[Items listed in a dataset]
☆ ☆ ☆

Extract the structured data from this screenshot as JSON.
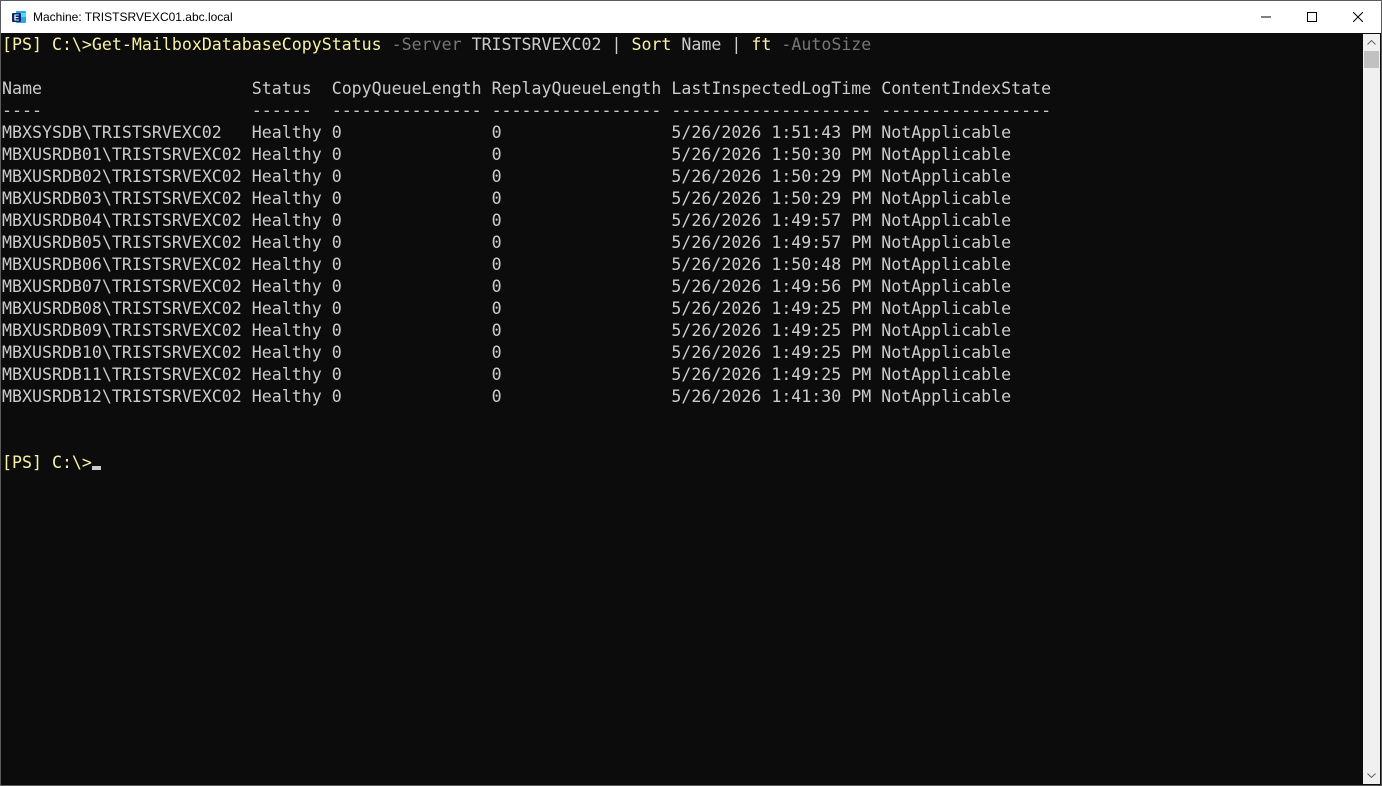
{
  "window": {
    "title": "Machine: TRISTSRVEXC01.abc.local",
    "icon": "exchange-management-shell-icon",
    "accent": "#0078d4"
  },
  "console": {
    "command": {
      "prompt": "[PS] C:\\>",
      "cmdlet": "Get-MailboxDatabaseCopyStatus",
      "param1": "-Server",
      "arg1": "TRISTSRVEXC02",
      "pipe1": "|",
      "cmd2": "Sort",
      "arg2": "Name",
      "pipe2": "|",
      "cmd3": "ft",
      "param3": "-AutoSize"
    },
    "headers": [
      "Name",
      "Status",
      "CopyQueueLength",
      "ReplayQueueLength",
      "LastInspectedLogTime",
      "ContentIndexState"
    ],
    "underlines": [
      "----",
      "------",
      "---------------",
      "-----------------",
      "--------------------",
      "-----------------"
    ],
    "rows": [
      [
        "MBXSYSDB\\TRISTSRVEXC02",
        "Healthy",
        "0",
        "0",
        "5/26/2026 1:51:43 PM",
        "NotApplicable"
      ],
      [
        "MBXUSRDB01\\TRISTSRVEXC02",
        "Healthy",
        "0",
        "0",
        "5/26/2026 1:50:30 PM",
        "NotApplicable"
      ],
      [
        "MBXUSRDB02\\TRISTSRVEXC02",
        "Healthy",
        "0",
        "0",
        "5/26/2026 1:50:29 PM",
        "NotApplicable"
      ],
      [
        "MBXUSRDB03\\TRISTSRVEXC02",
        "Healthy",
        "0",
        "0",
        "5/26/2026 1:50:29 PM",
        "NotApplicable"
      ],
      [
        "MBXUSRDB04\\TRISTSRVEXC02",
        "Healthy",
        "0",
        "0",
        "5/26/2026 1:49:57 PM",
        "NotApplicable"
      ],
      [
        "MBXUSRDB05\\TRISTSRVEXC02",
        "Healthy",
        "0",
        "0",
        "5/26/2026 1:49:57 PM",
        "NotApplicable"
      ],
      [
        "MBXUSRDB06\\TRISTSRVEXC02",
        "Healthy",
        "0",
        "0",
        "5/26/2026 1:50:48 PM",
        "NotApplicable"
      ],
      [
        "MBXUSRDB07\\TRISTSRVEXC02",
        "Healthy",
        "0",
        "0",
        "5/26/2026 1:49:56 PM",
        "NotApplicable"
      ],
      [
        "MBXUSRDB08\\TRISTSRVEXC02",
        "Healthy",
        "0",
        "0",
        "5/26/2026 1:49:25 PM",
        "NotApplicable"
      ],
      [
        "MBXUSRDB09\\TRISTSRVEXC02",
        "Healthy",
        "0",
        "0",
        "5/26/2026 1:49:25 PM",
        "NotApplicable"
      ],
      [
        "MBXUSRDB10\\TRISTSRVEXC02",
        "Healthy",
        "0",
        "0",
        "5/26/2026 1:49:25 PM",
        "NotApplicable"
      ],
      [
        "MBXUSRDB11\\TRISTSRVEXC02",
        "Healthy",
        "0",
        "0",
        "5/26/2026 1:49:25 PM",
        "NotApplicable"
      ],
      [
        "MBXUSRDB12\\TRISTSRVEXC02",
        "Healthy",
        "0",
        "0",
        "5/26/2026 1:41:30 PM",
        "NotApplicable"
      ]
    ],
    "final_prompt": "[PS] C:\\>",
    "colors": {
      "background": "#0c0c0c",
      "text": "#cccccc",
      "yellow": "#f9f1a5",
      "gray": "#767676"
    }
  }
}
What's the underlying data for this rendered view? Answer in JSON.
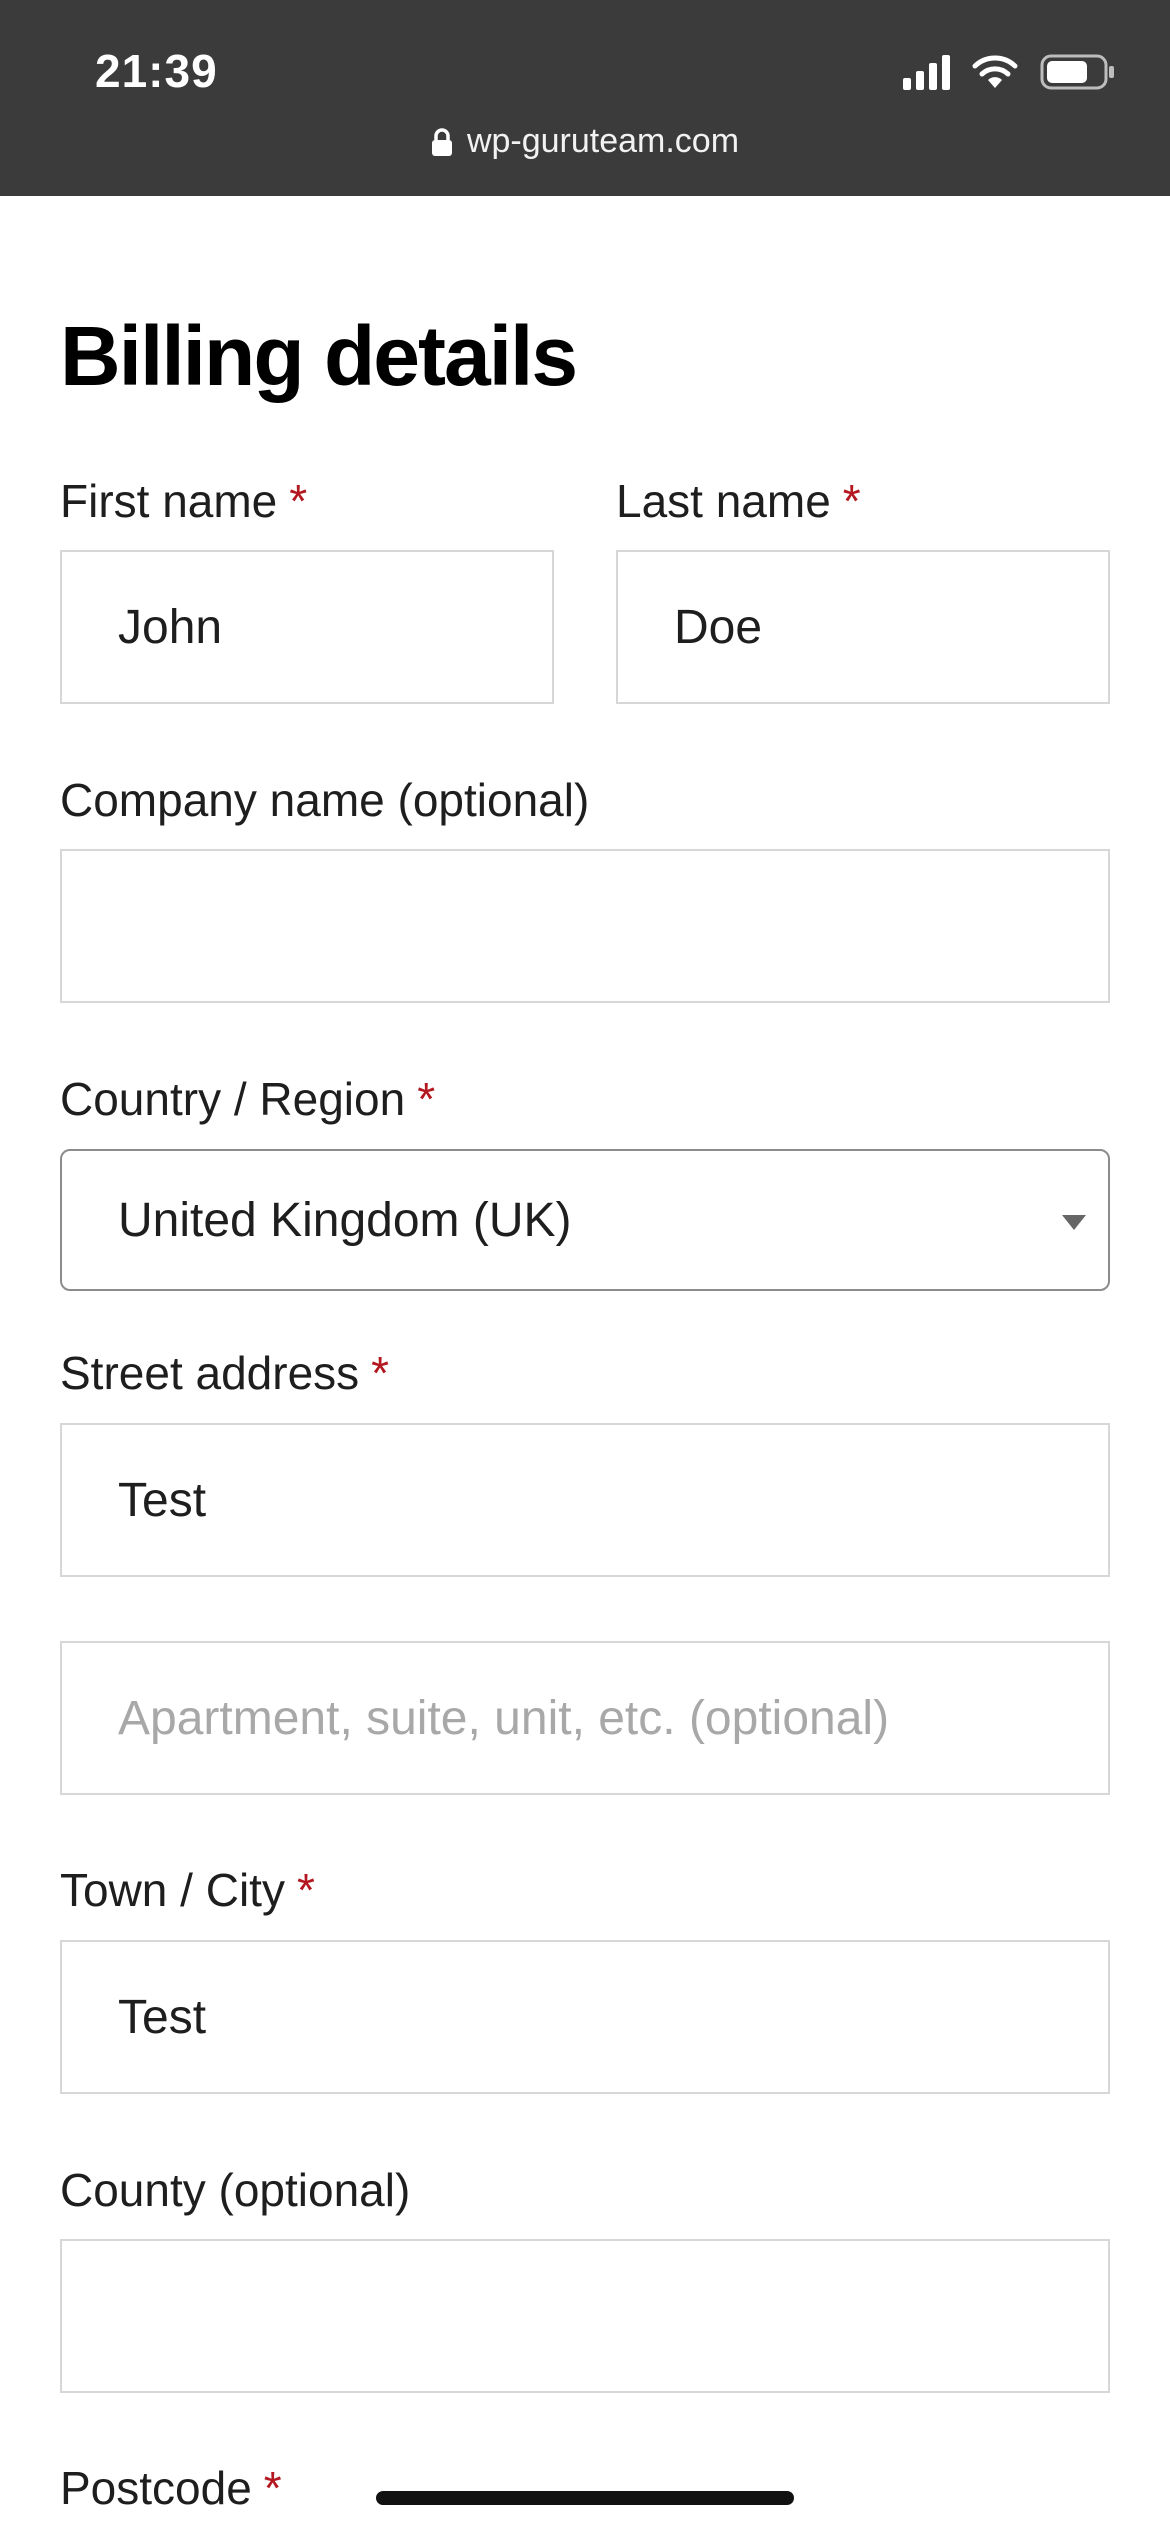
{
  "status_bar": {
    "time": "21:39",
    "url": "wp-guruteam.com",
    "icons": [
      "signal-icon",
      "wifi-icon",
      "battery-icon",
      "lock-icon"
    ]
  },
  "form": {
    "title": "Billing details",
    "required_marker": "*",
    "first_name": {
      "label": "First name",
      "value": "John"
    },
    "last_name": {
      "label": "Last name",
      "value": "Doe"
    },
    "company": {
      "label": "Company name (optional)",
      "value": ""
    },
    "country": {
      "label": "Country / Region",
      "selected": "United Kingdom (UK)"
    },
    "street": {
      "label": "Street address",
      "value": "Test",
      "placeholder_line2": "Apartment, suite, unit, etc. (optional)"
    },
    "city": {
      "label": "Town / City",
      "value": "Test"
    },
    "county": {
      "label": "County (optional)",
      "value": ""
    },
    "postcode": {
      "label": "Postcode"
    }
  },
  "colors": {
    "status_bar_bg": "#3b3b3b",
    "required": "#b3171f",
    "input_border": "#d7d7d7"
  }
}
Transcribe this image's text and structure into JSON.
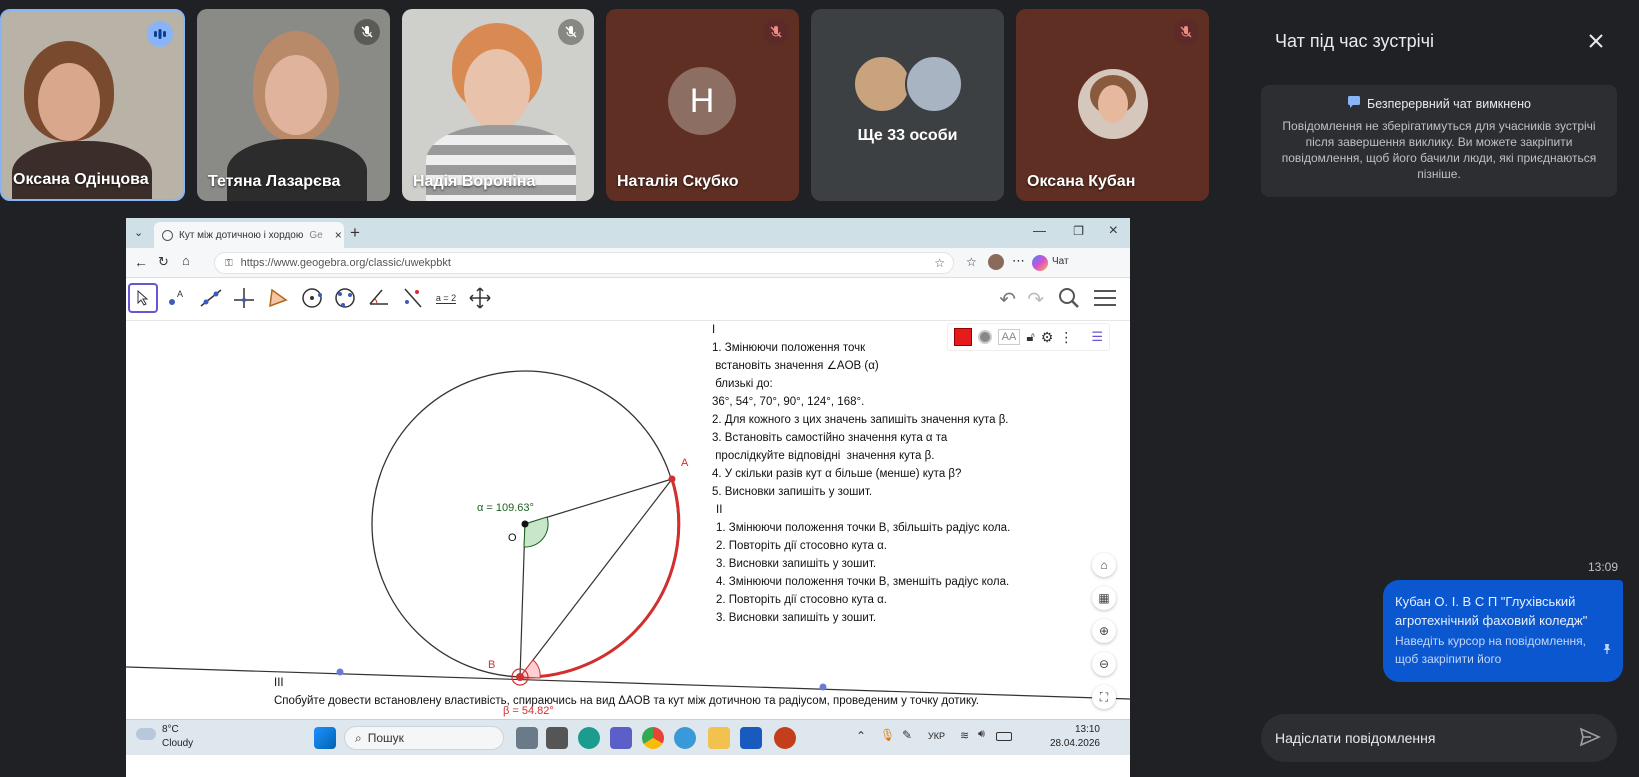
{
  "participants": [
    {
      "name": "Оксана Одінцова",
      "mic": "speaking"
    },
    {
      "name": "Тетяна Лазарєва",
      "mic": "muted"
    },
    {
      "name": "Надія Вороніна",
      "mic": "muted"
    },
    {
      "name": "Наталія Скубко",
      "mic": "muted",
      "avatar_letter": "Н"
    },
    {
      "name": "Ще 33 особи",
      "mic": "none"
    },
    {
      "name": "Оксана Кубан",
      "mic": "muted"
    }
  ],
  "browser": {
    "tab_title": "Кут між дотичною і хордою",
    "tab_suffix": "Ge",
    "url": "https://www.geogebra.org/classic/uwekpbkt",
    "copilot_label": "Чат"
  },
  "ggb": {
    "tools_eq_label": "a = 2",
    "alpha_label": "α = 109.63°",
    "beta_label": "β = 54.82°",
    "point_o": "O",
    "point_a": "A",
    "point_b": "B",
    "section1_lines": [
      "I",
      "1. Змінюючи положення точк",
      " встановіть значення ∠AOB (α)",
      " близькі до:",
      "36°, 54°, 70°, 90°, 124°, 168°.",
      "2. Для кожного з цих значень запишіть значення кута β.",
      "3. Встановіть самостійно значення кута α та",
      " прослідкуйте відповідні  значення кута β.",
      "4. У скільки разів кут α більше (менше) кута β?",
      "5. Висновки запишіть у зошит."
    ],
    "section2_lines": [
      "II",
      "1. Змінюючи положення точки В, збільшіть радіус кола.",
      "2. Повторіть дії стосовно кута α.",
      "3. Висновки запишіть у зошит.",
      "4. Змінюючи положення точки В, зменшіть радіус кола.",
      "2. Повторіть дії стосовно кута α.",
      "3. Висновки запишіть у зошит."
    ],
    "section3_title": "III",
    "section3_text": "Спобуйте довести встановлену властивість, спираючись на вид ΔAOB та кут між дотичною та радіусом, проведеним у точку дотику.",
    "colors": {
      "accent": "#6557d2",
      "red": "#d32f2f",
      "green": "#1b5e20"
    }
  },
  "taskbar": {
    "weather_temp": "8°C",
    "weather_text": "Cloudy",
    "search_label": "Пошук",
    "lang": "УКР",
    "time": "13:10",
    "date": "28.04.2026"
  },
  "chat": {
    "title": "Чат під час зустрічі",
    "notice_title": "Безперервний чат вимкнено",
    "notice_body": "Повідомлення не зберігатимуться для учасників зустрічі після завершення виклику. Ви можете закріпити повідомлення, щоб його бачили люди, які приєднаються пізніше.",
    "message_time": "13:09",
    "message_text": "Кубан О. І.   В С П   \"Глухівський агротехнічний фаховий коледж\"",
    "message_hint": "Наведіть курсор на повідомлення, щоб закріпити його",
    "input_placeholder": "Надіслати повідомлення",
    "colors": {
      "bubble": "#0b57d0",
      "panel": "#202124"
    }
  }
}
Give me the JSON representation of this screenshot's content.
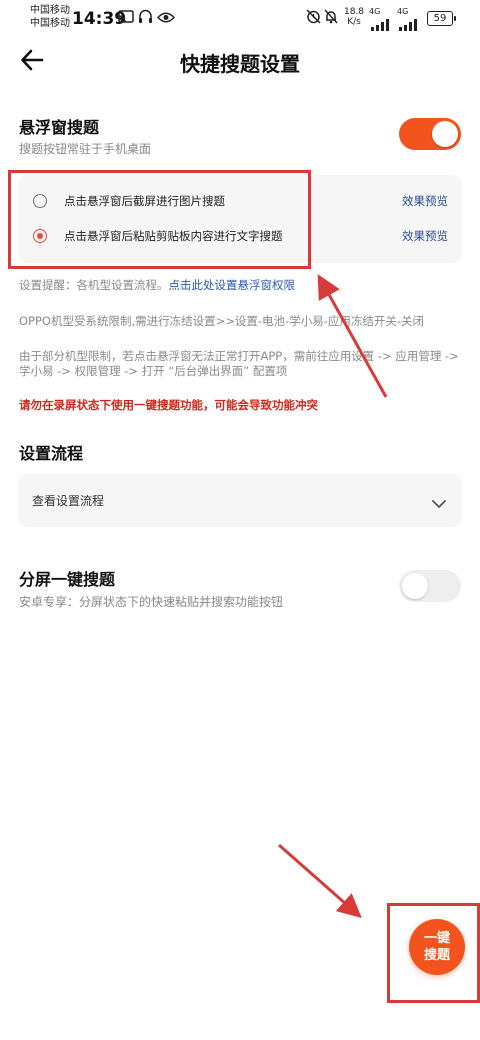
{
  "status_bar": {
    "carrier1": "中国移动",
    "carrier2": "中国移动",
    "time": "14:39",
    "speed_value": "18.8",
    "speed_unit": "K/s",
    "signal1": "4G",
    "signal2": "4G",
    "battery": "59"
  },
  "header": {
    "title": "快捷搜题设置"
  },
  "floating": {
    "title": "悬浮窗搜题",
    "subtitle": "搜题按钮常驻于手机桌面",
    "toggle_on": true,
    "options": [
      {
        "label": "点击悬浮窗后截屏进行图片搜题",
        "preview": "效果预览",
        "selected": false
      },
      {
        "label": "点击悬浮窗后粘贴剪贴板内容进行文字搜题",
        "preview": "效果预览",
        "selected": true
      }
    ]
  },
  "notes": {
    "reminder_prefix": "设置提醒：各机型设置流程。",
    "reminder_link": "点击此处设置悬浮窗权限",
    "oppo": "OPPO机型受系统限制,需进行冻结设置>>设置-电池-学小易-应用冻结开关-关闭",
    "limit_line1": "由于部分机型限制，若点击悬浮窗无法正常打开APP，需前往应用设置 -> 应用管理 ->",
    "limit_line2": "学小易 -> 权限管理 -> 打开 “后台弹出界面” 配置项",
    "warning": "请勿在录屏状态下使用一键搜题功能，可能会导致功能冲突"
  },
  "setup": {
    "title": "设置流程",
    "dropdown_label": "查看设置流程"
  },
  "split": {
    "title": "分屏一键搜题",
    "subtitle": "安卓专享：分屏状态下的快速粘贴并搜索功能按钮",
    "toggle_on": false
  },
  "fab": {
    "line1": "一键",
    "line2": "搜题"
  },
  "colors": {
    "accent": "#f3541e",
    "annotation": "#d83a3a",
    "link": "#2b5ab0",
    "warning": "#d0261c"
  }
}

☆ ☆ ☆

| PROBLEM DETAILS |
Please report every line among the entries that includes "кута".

| ANSWER FOR THE TASK |
      "2. Для кожного з цих значень запишіть значення кута β.",
      "3. Встановіть самостійно значення кута α та",
      " прослідкуйте відповідні  значення кута β.",
      "4. У скільки разів кут α більше (менше) кута β?",
      "2. Повторіть дії стосовно кута α.",
      "2. Повторіть дії стосовно кута α.",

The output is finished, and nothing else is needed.